Just earlier this month, the President of Venezuela died of cancer. And his supporters gathered around his coffin, and chanted, “Hugo Chavez will live in us forever. He is not dead. He has sowed something in us and that way he will live.” Well, yes, Jesus’ example has inspired millions of lives and His teachings have shaped human civilizations but that’s not what we mean by the resurrection. Jesus Himself took great care to show His disciples that this is not just a pious illusion or pie in the sky, but something physical grounded in reality. In space, time and history. It’s something open to public investigation and rational inquiry. Even until today, tons of serious research papers in top universities are still written to explain: Why is the tomb of Jesus empty 3 days after his crucifixion? And why a bunch of simple fishermen started a Kingdom movement that changed the world?

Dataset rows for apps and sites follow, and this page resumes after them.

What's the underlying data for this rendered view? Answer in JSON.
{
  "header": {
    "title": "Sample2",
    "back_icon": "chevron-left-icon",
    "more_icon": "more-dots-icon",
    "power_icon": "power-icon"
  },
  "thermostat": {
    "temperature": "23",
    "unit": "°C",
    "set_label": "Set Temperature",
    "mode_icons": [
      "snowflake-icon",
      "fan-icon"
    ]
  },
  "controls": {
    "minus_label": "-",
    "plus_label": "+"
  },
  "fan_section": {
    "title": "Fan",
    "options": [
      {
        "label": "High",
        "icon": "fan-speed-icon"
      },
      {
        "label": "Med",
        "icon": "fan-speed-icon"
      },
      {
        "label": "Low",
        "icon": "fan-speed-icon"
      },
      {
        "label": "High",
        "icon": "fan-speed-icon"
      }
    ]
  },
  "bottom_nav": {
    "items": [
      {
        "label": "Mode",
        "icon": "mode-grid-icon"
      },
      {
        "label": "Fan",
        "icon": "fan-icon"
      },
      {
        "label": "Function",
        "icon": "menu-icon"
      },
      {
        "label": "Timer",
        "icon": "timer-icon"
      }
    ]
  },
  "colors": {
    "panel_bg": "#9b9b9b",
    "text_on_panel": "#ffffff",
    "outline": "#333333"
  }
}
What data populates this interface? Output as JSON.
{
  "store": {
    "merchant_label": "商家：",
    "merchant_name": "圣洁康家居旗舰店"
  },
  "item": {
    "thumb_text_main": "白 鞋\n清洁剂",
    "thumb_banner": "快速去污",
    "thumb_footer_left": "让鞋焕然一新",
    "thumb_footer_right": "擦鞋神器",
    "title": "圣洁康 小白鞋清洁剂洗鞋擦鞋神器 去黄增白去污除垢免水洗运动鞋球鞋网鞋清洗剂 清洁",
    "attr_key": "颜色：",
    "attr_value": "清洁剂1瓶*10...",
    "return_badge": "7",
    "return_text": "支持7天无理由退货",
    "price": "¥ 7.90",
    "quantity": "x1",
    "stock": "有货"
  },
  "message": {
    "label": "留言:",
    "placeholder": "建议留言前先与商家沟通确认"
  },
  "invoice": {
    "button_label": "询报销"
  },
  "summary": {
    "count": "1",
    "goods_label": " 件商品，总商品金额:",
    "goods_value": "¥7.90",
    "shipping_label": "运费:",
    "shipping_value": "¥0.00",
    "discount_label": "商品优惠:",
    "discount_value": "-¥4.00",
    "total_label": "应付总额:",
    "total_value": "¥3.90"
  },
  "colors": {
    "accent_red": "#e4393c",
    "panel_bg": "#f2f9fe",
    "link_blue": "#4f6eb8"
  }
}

These are historical events that require an explanation. It’s not just a “take it or leave it” kind of faith. It’s based on evidence that you can explore and verify.

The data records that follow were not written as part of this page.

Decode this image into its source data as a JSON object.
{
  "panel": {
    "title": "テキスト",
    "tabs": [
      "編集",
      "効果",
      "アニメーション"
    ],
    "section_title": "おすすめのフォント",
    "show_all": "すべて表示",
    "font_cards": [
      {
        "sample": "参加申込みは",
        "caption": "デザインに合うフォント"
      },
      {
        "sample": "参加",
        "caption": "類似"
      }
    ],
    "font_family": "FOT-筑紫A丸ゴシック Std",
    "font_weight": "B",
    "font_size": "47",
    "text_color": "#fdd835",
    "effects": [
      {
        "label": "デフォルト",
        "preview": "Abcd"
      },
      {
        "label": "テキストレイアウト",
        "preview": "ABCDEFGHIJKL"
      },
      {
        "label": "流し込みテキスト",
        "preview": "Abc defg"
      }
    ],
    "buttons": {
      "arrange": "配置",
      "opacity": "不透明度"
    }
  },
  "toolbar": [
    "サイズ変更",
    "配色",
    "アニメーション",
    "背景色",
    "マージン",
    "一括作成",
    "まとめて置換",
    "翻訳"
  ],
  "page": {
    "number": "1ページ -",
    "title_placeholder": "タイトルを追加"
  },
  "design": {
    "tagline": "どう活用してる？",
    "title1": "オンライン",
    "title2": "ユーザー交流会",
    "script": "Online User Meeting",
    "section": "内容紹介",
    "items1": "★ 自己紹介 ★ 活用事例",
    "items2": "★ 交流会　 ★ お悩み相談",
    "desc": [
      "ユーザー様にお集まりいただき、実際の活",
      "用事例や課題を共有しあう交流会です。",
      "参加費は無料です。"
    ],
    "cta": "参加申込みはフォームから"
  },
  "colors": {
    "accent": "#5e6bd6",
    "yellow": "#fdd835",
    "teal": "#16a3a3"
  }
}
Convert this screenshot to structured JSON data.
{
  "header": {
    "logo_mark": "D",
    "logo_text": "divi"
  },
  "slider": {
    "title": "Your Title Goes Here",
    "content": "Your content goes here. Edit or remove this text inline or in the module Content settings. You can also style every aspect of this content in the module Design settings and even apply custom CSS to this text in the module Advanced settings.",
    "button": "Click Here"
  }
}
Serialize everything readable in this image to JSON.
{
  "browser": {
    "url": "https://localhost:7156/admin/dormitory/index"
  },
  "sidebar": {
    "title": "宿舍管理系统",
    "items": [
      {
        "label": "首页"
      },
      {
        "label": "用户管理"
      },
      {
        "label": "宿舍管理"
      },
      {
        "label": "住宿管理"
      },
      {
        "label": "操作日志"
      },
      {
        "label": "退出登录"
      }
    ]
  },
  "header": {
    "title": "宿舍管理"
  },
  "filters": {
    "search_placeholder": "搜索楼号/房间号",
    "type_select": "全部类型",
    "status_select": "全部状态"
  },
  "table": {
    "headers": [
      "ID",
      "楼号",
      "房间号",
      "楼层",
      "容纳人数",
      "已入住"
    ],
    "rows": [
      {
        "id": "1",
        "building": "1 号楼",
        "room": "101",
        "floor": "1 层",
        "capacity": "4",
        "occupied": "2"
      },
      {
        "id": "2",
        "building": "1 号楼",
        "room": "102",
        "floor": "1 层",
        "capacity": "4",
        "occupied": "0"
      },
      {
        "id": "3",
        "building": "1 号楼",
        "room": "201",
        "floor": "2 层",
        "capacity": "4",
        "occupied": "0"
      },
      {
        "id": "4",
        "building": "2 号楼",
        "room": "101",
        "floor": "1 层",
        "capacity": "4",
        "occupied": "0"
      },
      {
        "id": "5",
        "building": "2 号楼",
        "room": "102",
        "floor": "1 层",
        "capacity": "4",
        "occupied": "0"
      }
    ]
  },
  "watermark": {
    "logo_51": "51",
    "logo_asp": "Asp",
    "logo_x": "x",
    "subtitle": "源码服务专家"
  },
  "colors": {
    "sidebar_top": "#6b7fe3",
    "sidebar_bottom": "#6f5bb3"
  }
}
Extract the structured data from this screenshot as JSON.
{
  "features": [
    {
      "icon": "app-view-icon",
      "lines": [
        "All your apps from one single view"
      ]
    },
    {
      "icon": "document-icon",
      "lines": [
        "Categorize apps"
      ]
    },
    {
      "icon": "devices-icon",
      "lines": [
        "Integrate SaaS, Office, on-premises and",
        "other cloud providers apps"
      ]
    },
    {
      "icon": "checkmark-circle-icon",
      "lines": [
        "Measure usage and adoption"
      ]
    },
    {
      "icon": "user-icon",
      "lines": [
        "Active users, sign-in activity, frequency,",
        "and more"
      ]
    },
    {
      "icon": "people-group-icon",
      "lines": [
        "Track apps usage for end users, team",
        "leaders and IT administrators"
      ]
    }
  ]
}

I've had some conversations with people who seriously looked at what historians can tell us about Jesus. And it's interesting to find even skeptical scholars conclude that Jesus' disciples had some kind of resurrection experience as a matter of fact, but they do not know what is the reality behind those experience. The historians could only lead us so far, but they cannot take us any further.

For Christians, we know that the resurrection event alone can explain both the empty tomb as well as the new found faith of the disciples from the depths of despair.    

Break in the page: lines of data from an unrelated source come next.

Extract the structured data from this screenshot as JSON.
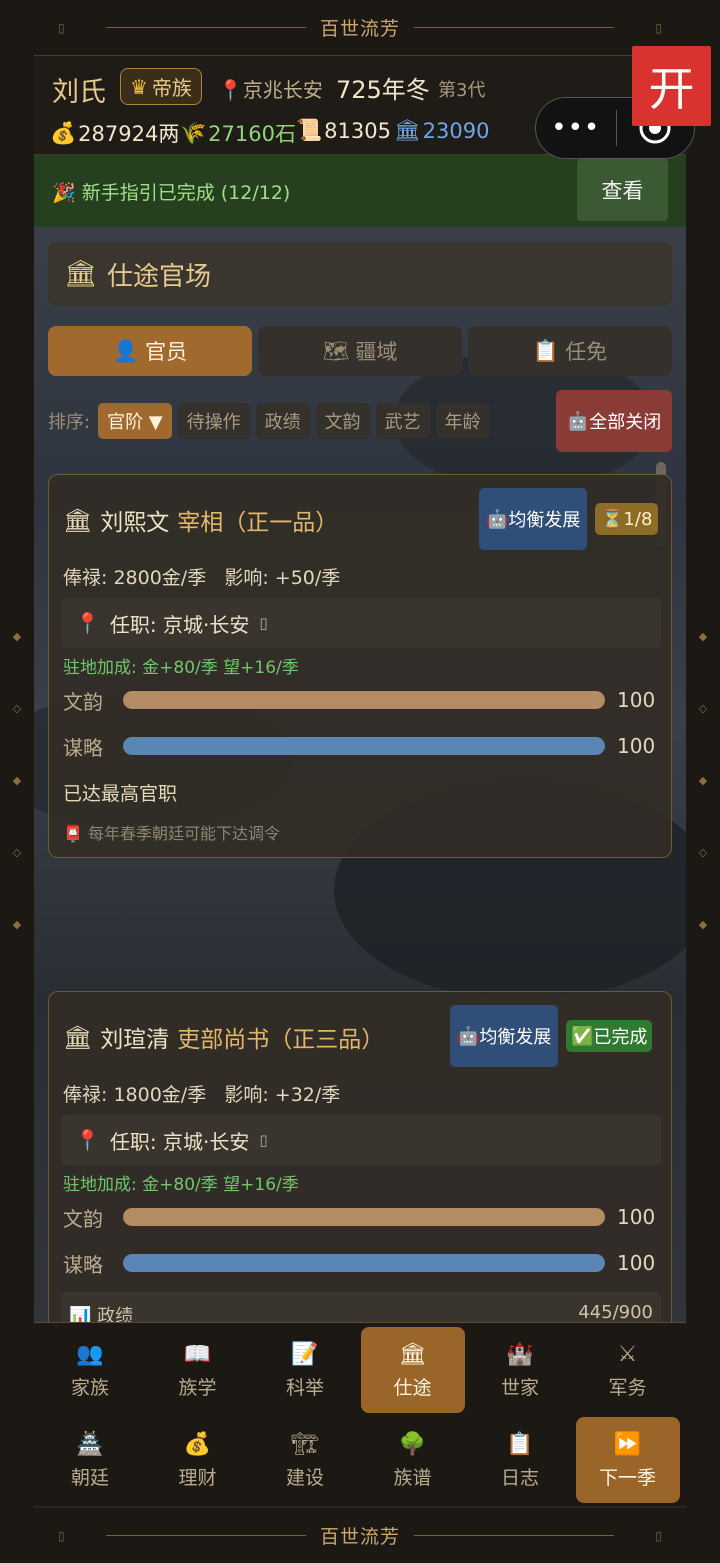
{
  "game_title": "百世流芳",
  "header": {
    "clan": "刘氏",
    "rank_badge": "帝族",
    "location": "京兆长安",
    "year": "725年冬",
    "generation": "第3代",
    "money": "287924两",
    "grain": "27160石",
    "scroll": "81305",
    "prestige": "23090"
  },
  "miniprogram": {
    "open_label": "开",
    "more_label": "•••"
  },
  "guide": {
    "text": "新手指引已完成 (12/12)",
    "button": "查看"
  },
  "section_title": "仕途官场",
  "tabs": [
    {
      "label": "官员",
      "icon": "person-icon",
      "active": true
    },
    {
      "label": "疆域",
      "icon": "map-icon",
      "active": false
    },
    {
      "label": "任免",
      "icon": "clipboard-icon",
      "active": false
    }
  ],
  "sort": {
    "label": "排序:",
    "options": [
      "官阶 ▼",
      "待操作",
      "政绩",
      "文韵",
      "武艺",
      "年龄"
    ],
    "active_index": 0,
    "close_all": "全部关闭"
  },
  "officials": [
    {
      "name": "刘熙文",
      "rank": "宰相（正一品）",
      "strategy": "均衡发展",
      "status": "1/8",
      "salary": "俸禄: 2800金/季",
      "influence": "影响: +50/季",
      "post": "任职: 京城·长安",
      "bonus": "驻地加成: 金+80/季  望+16/季",
      "stats": [
        {
          "label": "文韵",
          "value": "100",
          "fraction": 1.0,
          "color": "#b48c64"
        },
        {
          "label": "谋略",
          "value": "100",
          "fraction": 1.0,
          "color": "#5a86b6"
        }
      ],
      "note": "已达最高官职",
      "notice": "每年春季朝廷可能下达调令"
    },
    {
      "name": "刘瑄清",
      "rank": "吏部尚书（正三品）",
      "strategy": "均衡发展",
      "status": "已完成",
      "salary": "俸禄: 1800金/季",
      "influence": "影响: +32/季",
      "post": "任职: 京城·长安",
      "bonus": "驻地加成: 金+80/季  望+16/季",
      "stats": [
        {
          "label": "文韵",
          "value": "100",
          "fraction": 1.0,
          "color": "#b48c64"
        },
        {
          "label": "谋略",
          "value": "100",
          "fraction": 1.0,
          "color": "#5a86b6"
        }
      ],
      "performance_label": "政绩",
      "performance_value": "445/900"
    }
  ],
  "nav": [
    {
      "label": "家族",
      "icon": "family-icon"
    },
    {
      "label": "族学",
      "icon": "book-icon"
    },
    {
      "label": "科举",
      "icon": "memo-icon"
    },
    {
      "label": "仕途",
      "icon": "government-building-icon",
      "active": true
    },
    {
      "label": "世家",
      "icon": "castle-icon"
    },
    {
      "label": "军务",
      "icon": "crossed-swords-icon"
    },
    {
      "label": "朝廷",
      "icon": "palace-icon"
    },
    {
      "label": "理财",
      "icon": "money-bag-icon"
    },
    {
      "label": "建设",
      "icon": "crane-icon"
    },
    {
      "label": "族谱",
      "icon": "tree-icon"
    },
    {
      "label": "日志",
      "icon": "clipboard-icon"
    },
    {
      "label": "下一季",
      "icon": "fast-forward-icon",
      "active": true
    }
  ]
}
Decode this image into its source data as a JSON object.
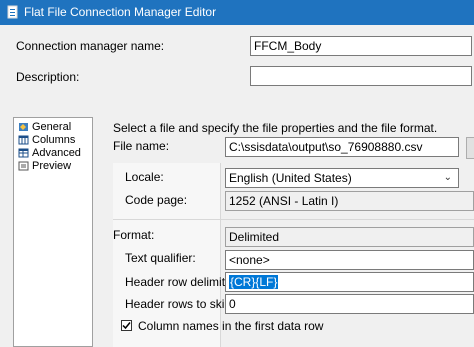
{
  "window": {
    "title": "Flat File Connection Manager Editor"
  },
  "header": {
    "cm_name_label": "Connection manager name:",
    "cm_name_value": "FFCM_Body",
    "description_label": "Description:",
    "description_value": ""
  },
  "nav": {
    "items": [
      {
        "label": "General",
        "icon": "general-icon"
      },
      {
        "label": "Columns",
        "icon": "columns-icon"
      },
      {
        "label": "Advanced",
        "icon": "advanced-icon"
      },
      {
        "label": "Preview",
        "icon": "preview-icon"
      }
    ]
  },
  "general": {
    "instruction": "Select a file and specify the file properties and the file format.",
    "file_name_label": "File name:",
    "file_name_value": "C:\\ssisdata\\output\\so_76908880.csv",
    "locale_label": "Locale:",
    "locale_value": "English (United States)",
    "code_page_label": "Code page:",
    "code_page_value": "1252  (ANSI - Latin I)",
    "format_label": "Format:",
    "format_value": "Delimited",
    "text_qualifier_label": "Text qualifier:",
    "text_qualifier_value": "<none>",
    "header_delim_label": "Header row delimiter:",
    "header_delim_value": "{CR}{LF}",
    "header_skip_label": "Header rows to skip:",
    "header_skip_value": "0",
    "col_names_label": "Column names in the first data row",
    "col_names_checked": true
  },
  "colors": {
    "titlebar": "#1f73bf",
    "selection": "#0078d7"
  }
}
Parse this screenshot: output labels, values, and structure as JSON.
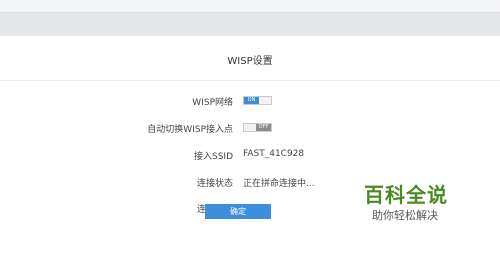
{
  "panel": {
    "title": "WISP设置"
  },
  "form": {
    "wisp_network": {
      "label": "WISP网络",
      "toggle_text": "ON",
      "state": "on"
    },
    "auto_switch": {
      "label": "自动切换WISP接入点",
      "toggle_text": "OFF",
      "state": "off"
    },
    "ssid": {
      "label": "接入SSID",
      "value": "FAST_41C928"
    },
    "conn_status": {
      "label": "连接状态",
      "value": "正在拼命连接中..."
    },
    "conn_time": {
      "label": "连接时间",
      "value": ""
    }
  },
  "buttons": {
    "confirm_label": "确定"
  },
  "colors": {
    "accent": "#3e8ede",
    "toggle_on": "#3b8dd8",
    "toggle_off": "#8c8c8c"
  },
  "watermark": {
    "main": "百科全说",
    "sub": "助你轻松解决"
  }
}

The resurrection means that there is hope for our personal future and hope for the future of this world. It means Death is not the final destination. Today we see a lot of pain, suffering, violence and corruption. Often we see the bad guys win and the good guys lose. And we struggle with the question of whether evil that appears so powerful can ever be defeated.

But the resurrection means that what God has done in Christ on Easter morning is a down payment of what He would do on a bigger scale for the entire creation… and for us as individuals. This world we live in will be renewed, transformed and restored. For those who are reconciled with God through faith and repentance, their bodies will also be raised to eternal life. Easter is a promise of a new world where there will be no more sorrow, sickness or decay for God will wipe away every tear and restore all that is good.
Today marks the end of Lent season of fasting, prayer and giving up things; and it is the beginning of Easter season that lasts for fifty days until Pentecost. If Lent is a time to give things up; Easter ought to be a time to take things up. If Lent is a season to let go of old habits, sins and attitudes, what are the new and wholesome things we should pick up for Easter season? Now, how would that look like?

Perhaps it could mean simple things like signing up for a new project that gets our hands
dirty conserving the environment. Or maybe, getting involved in caring for the poor and
the sick around us? Ever thought of spending some time and energy on a worthy social
cause that promotes fairness and peace in our country?

Surely the surprising reality of Easter Sunday ought to empower us to be witnesses of
Christ’s death and resurrection the way it did for the early disciples.

Resurrection power is lived out in down-to-earth realities, grounded in the real world where we do business, as we cook in the kitchen, when we play with our children, study in schools, draw a painting, love and be loved, infusing everyday life with fresh spirituality and power.

Perhaps Easter should be a season of celebrating the newness of life, the goodness of creation and the hope of future glory in Christ.